Raised by his grandmother in rural Nigeria, Adewale turned down a safe job with a steady income to pursue his dreams. After building a successful organic farm outside of Lagos with just $20, he came to Washington State University – home to the first academic major in organic agriculture.

“I am trying to change the way we farm,” said Adewale.

“Cornelius’ work is exactly the type of forward-thinking research we’ve come to measure our college by,” said Ron Mittelhammer, dean of the WSU College of Agricultural, Human, and Natural Resource Sciences. “He’s an example of how to overcome obstacles, think globally and create positive impacts—this recognition is well-deserved.”

The 2017 Bullitt Prize is being presented to Adewale at an awards banquet in Seattle. Winners receive $100,000 over two years to advance their research.

Adewale is the third WSU recipient of the Bullitt Environmental Prize in the past six years. View a list of winners at

  • Learn more about the Bullitt Foundation here.
  • Learn more about the WSU School of the Environment here.

Sex that moves mountains: Spawning fish can influence river profiles

By Eric Sorensen, WSU News

fish PULLMAN, Wash. – It turns out that sex can move mountains.

A Washington State University researcher has found that the mating habits of salmon can alter the profile of stream beds, affecting the evolution of an entire watershed. His study is one of the first to quantitatively show that salmon can influence the shape of the land.

Alex Fremier, lead author of the study and associate professor in the WSU School of the Environment, said female salmon “fluff” soil and gravel on a river bottom as they prepare their nests, or redds. The stream gravel is then more easily removed by flooding, which opens the underlying bedrock to erosion.

“The salmon aren’t just moving sediment,” said Fremier. “They’re changing the character of the stream bed, so when there are floods, the gravel is more mobile.” More…..

Gases from ancient Inland Northwest volcanic eruptions blocked out sun, cooling planet

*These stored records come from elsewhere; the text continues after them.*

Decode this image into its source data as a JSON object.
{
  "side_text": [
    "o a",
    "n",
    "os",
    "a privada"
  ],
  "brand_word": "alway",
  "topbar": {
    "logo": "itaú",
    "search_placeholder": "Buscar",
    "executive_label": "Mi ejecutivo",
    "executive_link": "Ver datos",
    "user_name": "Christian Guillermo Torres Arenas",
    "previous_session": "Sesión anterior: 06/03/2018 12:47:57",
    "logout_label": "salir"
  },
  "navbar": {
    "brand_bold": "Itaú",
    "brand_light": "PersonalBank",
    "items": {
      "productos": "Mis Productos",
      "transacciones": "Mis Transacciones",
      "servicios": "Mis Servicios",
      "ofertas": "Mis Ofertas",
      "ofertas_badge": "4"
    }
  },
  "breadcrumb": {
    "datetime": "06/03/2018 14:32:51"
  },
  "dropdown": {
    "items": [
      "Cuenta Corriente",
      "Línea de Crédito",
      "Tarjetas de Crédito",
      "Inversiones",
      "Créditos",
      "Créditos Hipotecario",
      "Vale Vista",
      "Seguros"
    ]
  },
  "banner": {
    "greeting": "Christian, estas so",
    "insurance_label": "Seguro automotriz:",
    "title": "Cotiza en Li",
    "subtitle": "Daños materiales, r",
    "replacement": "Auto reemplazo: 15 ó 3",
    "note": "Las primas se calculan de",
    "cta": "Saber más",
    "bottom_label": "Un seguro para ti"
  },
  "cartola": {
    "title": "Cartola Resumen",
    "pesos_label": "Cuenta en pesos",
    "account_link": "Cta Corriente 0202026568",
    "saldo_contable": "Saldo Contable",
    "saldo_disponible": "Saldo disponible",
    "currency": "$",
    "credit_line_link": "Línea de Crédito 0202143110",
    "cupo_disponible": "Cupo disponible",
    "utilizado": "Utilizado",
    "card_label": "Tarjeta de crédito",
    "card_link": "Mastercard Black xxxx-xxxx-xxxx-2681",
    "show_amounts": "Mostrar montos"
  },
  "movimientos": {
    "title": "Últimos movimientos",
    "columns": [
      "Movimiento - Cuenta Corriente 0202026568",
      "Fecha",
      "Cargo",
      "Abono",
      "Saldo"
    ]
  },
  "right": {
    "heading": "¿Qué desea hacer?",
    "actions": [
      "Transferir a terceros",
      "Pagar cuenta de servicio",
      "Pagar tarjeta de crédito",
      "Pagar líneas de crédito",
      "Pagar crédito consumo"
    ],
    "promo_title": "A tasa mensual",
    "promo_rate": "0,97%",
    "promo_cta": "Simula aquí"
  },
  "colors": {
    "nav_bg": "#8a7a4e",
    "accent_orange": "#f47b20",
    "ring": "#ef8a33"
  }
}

By Eric Sorensen, WSU News

Palouse FallsPULLMAN, Wash. – The Pacific Northwest was home to one of the Earth’s largest known volcanic eruptions, a millennia-long spewing of sulfuric gas that blocked out the sun and cooled the planet, Washington State University researchers have determined.

Only two other eruptions — the basalt floods of the Siberian Traps and the Deccan Traps — were larger, and they led to two of the Earth’s great extinctions.

“This would have been devastating regionally because of the acid-rain effect from the eruptions,” said John Wolff, a professor in the WSU School of the Environment. “It did have a global effect on temperatures, but not drastic enough to start killing things, or it did not kill enough of them to affect the fossil record.” More….

Recent SoE Graduate Melanie Thornton Congressional Fellow for Senator Udall

Melanie Thornton PhD 2017 has been accepted as a AAAS Congressional Science Fellow sponsored by GSA/USGS in Senator Udall’s office in Washington DC. Senator Udall represents the state of New Mexico. Congrats to Melanie!

Allyson Beall King Named the 2018 ISDS Program Co – Chair

Dr. King was invited to Co-Chair the 2018 International System Dynamics Society conference which will be held in Reykjavik, Iceland, August 5 through August 9, 2018.